*TASK DESCRIPTION*.
From the first record to the last, write each one out again exactly.

·····

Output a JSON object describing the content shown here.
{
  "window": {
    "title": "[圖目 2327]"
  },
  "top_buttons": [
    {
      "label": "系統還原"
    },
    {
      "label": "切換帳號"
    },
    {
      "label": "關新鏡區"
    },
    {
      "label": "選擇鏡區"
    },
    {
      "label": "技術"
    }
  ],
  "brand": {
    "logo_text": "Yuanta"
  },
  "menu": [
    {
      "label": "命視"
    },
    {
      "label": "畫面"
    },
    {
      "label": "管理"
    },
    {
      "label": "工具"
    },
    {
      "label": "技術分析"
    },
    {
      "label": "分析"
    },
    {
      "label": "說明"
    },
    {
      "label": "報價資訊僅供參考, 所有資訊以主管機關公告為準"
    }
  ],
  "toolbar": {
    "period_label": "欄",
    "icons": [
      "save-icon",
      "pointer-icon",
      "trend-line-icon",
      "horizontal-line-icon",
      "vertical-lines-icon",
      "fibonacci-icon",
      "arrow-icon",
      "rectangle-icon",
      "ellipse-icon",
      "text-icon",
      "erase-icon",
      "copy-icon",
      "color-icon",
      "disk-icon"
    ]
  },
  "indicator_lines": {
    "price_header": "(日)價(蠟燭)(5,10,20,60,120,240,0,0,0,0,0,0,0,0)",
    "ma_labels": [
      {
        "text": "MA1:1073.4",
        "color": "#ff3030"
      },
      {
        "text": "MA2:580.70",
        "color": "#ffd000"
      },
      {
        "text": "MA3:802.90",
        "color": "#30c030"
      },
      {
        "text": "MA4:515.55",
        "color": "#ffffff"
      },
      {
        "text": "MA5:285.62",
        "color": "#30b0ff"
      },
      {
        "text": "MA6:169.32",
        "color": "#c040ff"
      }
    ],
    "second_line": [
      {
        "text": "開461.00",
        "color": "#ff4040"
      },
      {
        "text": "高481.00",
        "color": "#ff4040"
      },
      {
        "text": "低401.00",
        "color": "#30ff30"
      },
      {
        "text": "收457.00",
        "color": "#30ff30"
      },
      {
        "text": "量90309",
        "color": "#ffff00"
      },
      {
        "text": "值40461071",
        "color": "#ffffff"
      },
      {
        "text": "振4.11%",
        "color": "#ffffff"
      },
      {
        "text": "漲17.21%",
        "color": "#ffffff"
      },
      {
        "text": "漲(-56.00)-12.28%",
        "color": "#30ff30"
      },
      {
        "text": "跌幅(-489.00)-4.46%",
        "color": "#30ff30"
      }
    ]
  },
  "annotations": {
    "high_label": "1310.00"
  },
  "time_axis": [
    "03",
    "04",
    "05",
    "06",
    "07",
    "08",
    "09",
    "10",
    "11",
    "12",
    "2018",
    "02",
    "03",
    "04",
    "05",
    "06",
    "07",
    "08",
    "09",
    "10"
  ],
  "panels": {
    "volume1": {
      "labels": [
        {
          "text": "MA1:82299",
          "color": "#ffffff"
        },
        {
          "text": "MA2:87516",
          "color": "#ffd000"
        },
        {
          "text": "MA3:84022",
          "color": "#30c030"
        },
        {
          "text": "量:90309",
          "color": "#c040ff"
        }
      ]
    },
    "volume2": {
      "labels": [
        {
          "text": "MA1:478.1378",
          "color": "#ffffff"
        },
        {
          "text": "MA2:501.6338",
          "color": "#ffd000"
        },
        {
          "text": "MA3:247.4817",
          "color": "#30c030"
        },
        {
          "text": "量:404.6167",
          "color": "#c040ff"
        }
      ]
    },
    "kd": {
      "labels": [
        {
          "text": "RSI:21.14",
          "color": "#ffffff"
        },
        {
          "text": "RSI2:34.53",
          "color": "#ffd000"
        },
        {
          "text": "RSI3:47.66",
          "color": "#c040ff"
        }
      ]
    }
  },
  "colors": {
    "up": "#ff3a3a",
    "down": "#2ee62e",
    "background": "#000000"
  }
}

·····

*FINISHED EXERCISE*.
Output a JSON object describing the content shown here.
{
  "window": {
    "title": "[圖目 2327]"
  },
  "top_buttons": [
    {
      "label": "系統還原"
    },
    {
      "label": "切換帳號"
    },
    {
      "label": "關新鏡區"
    },
    {
      "label": "選擇鏡區"
    },
    {
      "label": "技術"
    }
  ],
  "brand": {
    "logo_text": "Yuanta"
  },
  "menu": [
    {
      "label": "命視"
    },
    {
      "label": "畫面"
    },
    {
      "label": "管理"
    },
    {
      "label": "工具"
    },
    {
      "label": "技術分析"
    },
    {
      "label": "分析"
    },
    {
      "label": "說明"
    },
    {
      "label": "報價資訊僅供參考, 所有資訊以主管機關公告為準"
    }
  ],
  "toolbar": {
    "period_label": "欄",
    "icons": [
      "save-icon",
      "pointer-icon",
      "trend-line-icon",
      "horizontal-line-icon",
      "vertical-lines-icon",
      "fibonacci-icon",
      "arrow-icon",
      "rectangle-icon",
      "ellipse-icon",
      "text-icon",
      "erase-icon",
      "copy-icon",
      "color-icon",
      "disk-icon"
    ]
  },
  "indicator_lines": {
    "price_header": "(日)價(蠟燭)(5,10,20,60,120,240,0,0,0,0,0,0,0,0)",
    "ma_labels": [
      {
        "text": "MA1:1073.4",
        "color": "#ff3030"
      },
      {
        "text": "MA2:580.70",
        "color": "#ffd000"
      },
      {
        "text": "MA3:802.90",
        "color": "#30c030"
      },
      {
        "text": "MA4:515.55",
        "color": "#ffffff"
      },
      {
        "text": "MA5:285.62",
        "color": "#30b0ff"
      },
      {
        "text": "MA6:169.32",
        "color": "#c040ff"
      }
    ],
    "second_line": [
      {
        "text": "開461.00",
        "color": "#ff4040"
      },
      {
        "text": "高481.00",
        "color": "#ff4040"
      },
      {
        "text": "低401.00",
        "color": "#30ff30"
      },
      {
        "text": "收457.00",
        "color": "#30ff30"
      },
      {
        "text": "量90309",
        "color": "#ffff00"
      },
      {
        "text": "值40461071",
        "color": "#ffffff"
      },
      {
        "text": "振4.11%",
        "color": "#ffffff"
      },
      {
        "text": "漲17.21%",
        "color": "#ffffff"
      },
      {
        "text": "漲(-56.00)-12.28%",
        "color": "#30ff30"
      },
      {
        "text": "跌幅(-489.00)-4.46%",
        "color": "#30ff30"
      }
    ]
  },
  "annotations": {
    "high_label": "1310.00"
  },
  "time_axis": [
    "03",
    "04",
    "05",
    "06",
    "07",
    "08",
    "09",
    "10",
    "11",
    "12",
    "2018",
    "02",
    "03",
    "04",
    "05",
    "06",
    "07",
    "08",
    "09",
    "10"
  ],
  "panels": {
    "volume1": {
      "labels": [
        {
          "text": "MA1:82299",
          "color": "#ffffff"
        },
        {
          "text": "MA2:87516",
          "color": "#ffd000"
        },
        {
          "text": "MA3:84022",
          "color": "#30c030"
        },
        {
          "text": "量:90309",
          "color": "#c040ff"
        }
      ]
    },
    "volume2": {
      "labels": [
        {
          "text": "MA1:478.1378",
          "color": "#ffffff"
        },
        {
          "text": "MA2:501.6338",
          "color": "#ffd000"
        },
        {
          "text": "MA3:247.4817",
          "color": "#30c030"
        },
        {
          "text": "量:404.6167",
          "color": "#c040ff"
        }
      ]
    },
    "kd": {
      "labels": [
        {
          "text": "RSI:21.14",
          "color": "#ffffff"
        },
        {
          "text": "RSI2:34.53",
          "color": "#ffd000"
        },
        {
          "text": "RSI3:47.66",
          "color": "#c040ff"
        }
      ]
    }
  },
  "colors": {
    "up": "#ff3a3a",
    "down": "#2ee62e",
    "background": "#000000"
  }
}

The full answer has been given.